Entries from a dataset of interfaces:
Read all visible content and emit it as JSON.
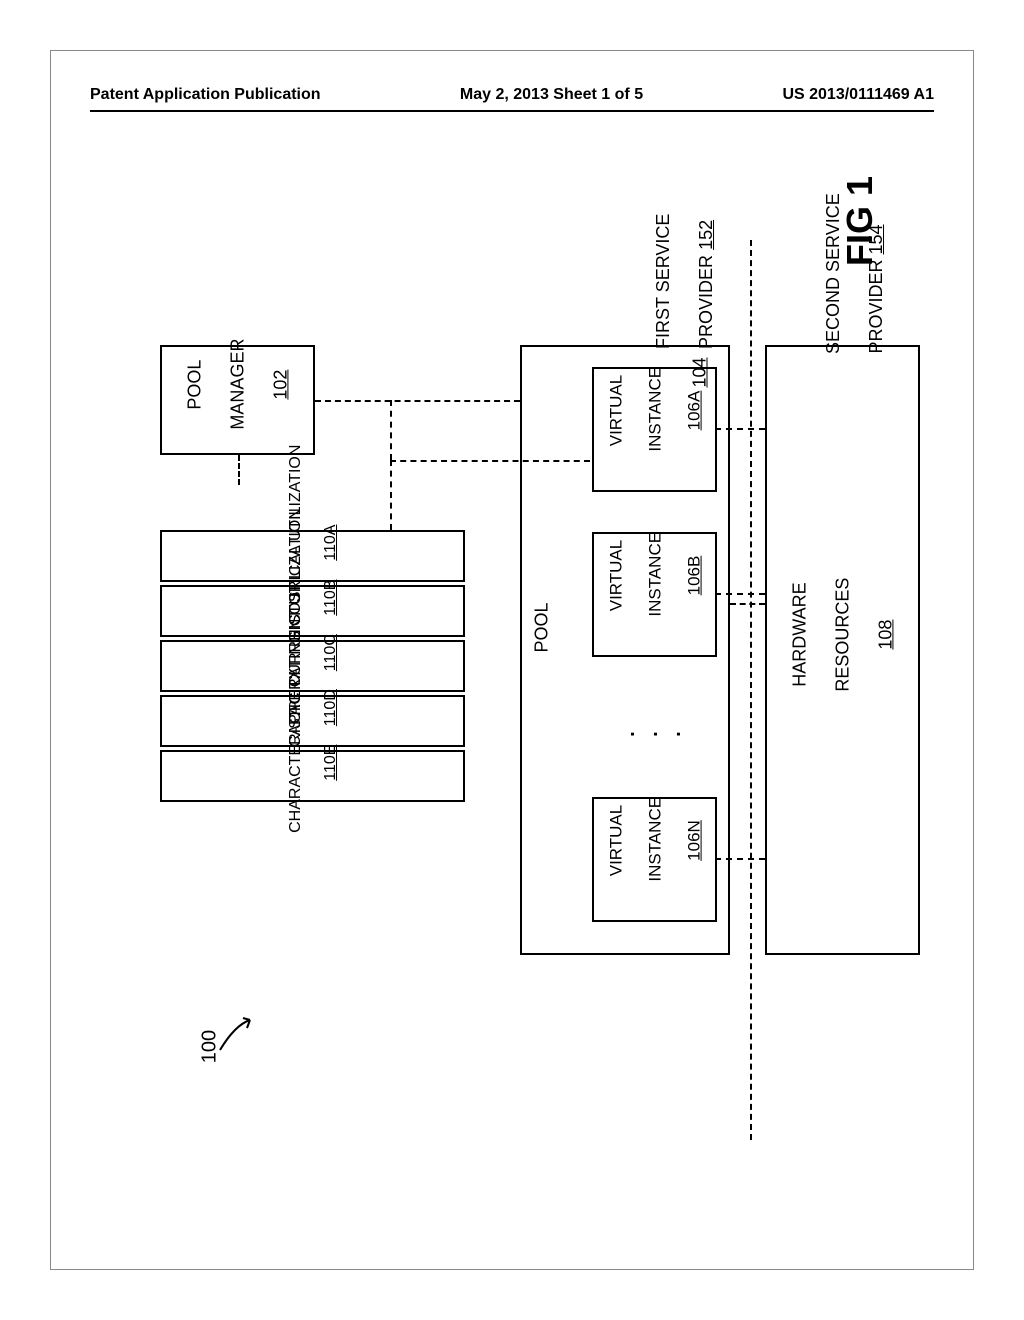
{
  "header": {
    "left": "Patent Application Publication",
    "center": "May 2, 2013  Sheet 1 of 5",
    "right": "US 2013/0111469 A1"
  },
  "figure_label": "FIG 1",
  "figure_number": "100",
  "first_service": {
    "line1": "FIRST SERVICE",
    "line2": "PROVIDER",
    "ref": "152"
  },
  "second_service": {
    "line1": "SECOND SERVICE",
    "line2": "PROVIDER",
    "ref": "154"
  },
  "hardware": {
    "line1": "HARDWARE",
    "line2": "RESOURCES",
    "ref": "108"
  },
  "pool_manager": {
    "line1": "POOL",
    "line2": "MANAGER",
    "ref": "102"
  },
  "pool": {
    "label": "POOL",
    "ref": "104"
  },
  "virtual_instances": [
    {
      "line1": "VIRTUAL",
      "line2": "INSTANCE",
      "ref": "106A"
    },
    {
      "line1": "VIRTUAL",
      "line2": "INSTANCE",
      "ref": "106B"
    },
    {
      "line1": "VIRTUAL",
      "line2": "INSTANCE",
      "ref": "106N"
    }
  ],
  "dots": "·\n·\n·",
  "metrics": [
    {
      "label": "HISTORICAL UTILIZATION",
      "ref": "110A"
    },
    {
      "label": "CURRENT UTILIZATION",
      "ref": "110B"
    },
    {
      "label": "OPERATING COST",
      "ref": "110C"
    },
    {
      "label": "CAPACITY",
      "ref": "110D"
    },
    {
      "label": "CHARACTERISTIC",
      "ref": "110E"
    }
  ]
}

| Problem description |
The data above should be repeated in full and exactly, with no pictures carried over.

| Solution to this task |
Read all visible content and emit it as JSON.
{
  "header": {
    "left": "Patent Application Publication",
    "center": "May 2, 2013  Sheet 1 of 5",
    "right": "US 2013/0111469 A1"
  },
  "figure_label": "FIG 1",
  "figure_number": "100",
  "first_service": {
    "line1": "FIRST SERVICE",
    "line2": "PROVIDER",
    "ref": "152"
  },
  "second_service": {
    "line1": "SECOND SERVICE",
    "line2": "PROVIDER",
    "ref": "154"
  },
  "hardware": {
    "line1": "HARDWARE",
    "line2": "RESOURCES",
    "ref": "108"
  },
  "pool_manager": {
    "line1": "POOL",
    "line2": "MANAGER",
    "ref": "102"
  },
  "pool": {
    "label": "POOL",
    "ref": "104"
  },
  "virtual_instances": [
    {
      "line1": "VIRTUAL",
      "line2": "INSTANCE",
      "ref": "106A"
    },
    {
      "line1": "VIRTUAL",
      "line2": "INSTANCE",
      "ref": "106B"
    },
    {
      "line1": "VIRTUAL",
      "line2": "INSTANCE",
      "ref": "106N"
    }
  ],
  "dots": "·\n·\n·",
  "metrics": [
    {
      "label": "HISTORICAL UTILIZATION",
      "ref": "110A"
    },
    {
      "label": "CURRENT UTILIZATION",
      "ref": "110B"
    },
    {
      "label": "OPERATING COST",
      "ref": "110C"
    },
    {
      "label": "CAPACITY",
      "ref": "110D"
    },
    {
      "label": "CHARACTERISTIC",
      "ref": "110E"
    }
  ]
}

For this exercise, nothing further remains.